[WHAT TO DO]: Pull every line with "icon" from the entries below.

[MATERIALS PROVIDED]:
*****

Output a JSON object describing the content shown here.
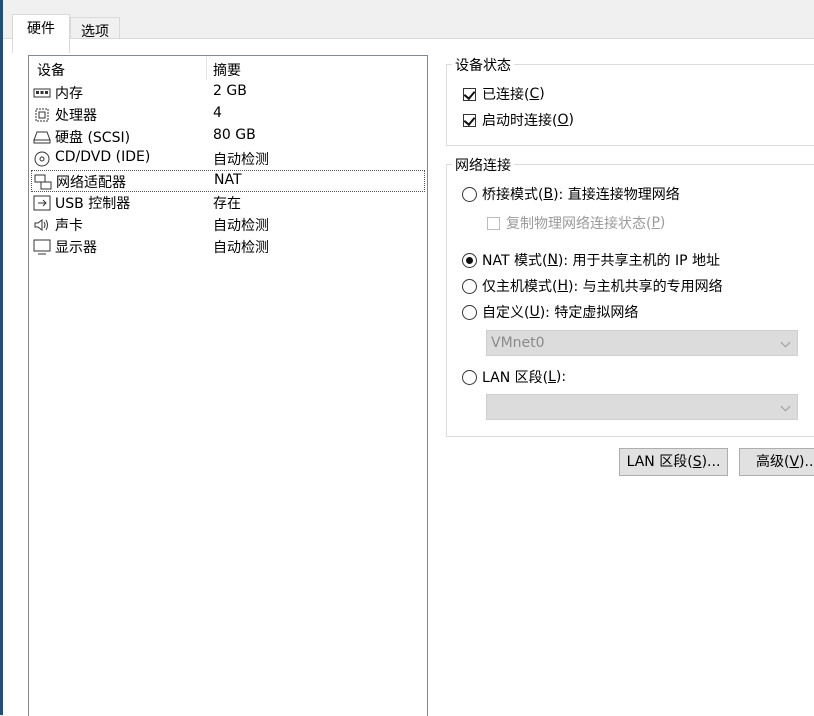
{
  "tabs": [
    {
      "label": "硬件",
      "active": true
    },
    {
      "label": "选项",
      "active": false
    }
  ],
  "device_list": {
    "columns": {
      "device": "设备",
      "summary": "摘要"
    },
    "rows": [
      {
        "icon": "memory-icon",
        "name": "内存",
        "summary": "2 GB"
      },
      {
        "icon": "processor-icon",
        "name": "处理器",
        "summary": "4"
      },
      {
        "icon": "hard-disk-icon",
        "name": "硬盘 (SCSI)",
        "summary": "80 GB"
      },
      {
        "icon": "cd-dvd-icon",
        "name": "CD/DVD (IDE)",
        "summary": "自动检测"
      },
      {
        "icon": "network-adapter-icon",
        "name": "网络适配器",
        "summary": "NAT",
        "selected": true
      },
      {
        "icon": "usb-icon",
        "name": "USB 控制器",
        "summary": "存在"
      },
      {
        "icon": "sound-card-icon",
        "name": "声卡",
        "summary": "自动检测"
      },
      {
        "icon": "display-icon",
        "name": "显示器",
        "summary": "自动检测"
      }
    ]
  },
  "device_status": {
    "title": "设备状态",
    "connected": {
      "text": "已连接(",
      "key": "C",
      "tail": ")",
      "checked": true
    },
    "connect_at_power_on": {
      "text": "启动时连接(",
      "key": "O",
      "tail": ")",
      "checked": true
    }
  },
  "network_connection": {
    "title": "网络连接",
    "bridged": {
      "text": "桥接模式(",
      "key": "B",
      "tail": "): 直接连接物理网络",
      "selected": false
    },
    "replicate": {
      "text": "复制物理网络连接状态(",
      "key": "P",
      "tail": ")",
      "checked": false,
      "disabled": true
    },
    "nat": {
      "text": "NAT 模式(",
      "key": "N",
      "tail": "): 用于共享主机的 IP 地址",
      "selected": true
    },
    "host_only": {
      "text": "仅主机模式(",
      "key": "H",
      "tail": "): 与主机共享的专用网络",
      "selected": false
    },
    "custom": {
      "text": "自定义(",
      "key": "U",
      "tail": "): 特定虚拟网络",
      "selected": false
    },
    "custom_select": {
      "value": "VMnet0",
      "disabled": true
    },
    "lan_segment": {
      "text": "LAN 区段(",
      "key": "L",
      "tail": "):",
      "selected": false
    },
    "lan_select": {
      "value": "",
      "disabled": true
    }
  },
  "buttons": {
    "lan_segments": {
      "text": "LAN 区段(",
      "key": "S",
      "tail": ")..."
    },
    "advanced": {
      "text": "高级(",
      "key": "V",
      "tail": ")..."
    }
  },
  "colors": {
    "window_edge": "#1e4f7a",
    "panel_bg": "#f0f0f0",
    "list_border": "#828790"
  }
}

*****

[RESPONSE TO THE TASK]:
        "icon": "memory-icon",
        "icon": "processor-icon",
        "icon": "hard-disk-icon",
        "icon": "cd-dvd-icon",
        "icon": "network-adapter-icon",
        "icon": "usb-icon",
        "icon": "sound-card-icon",
        "icon": "display-icon",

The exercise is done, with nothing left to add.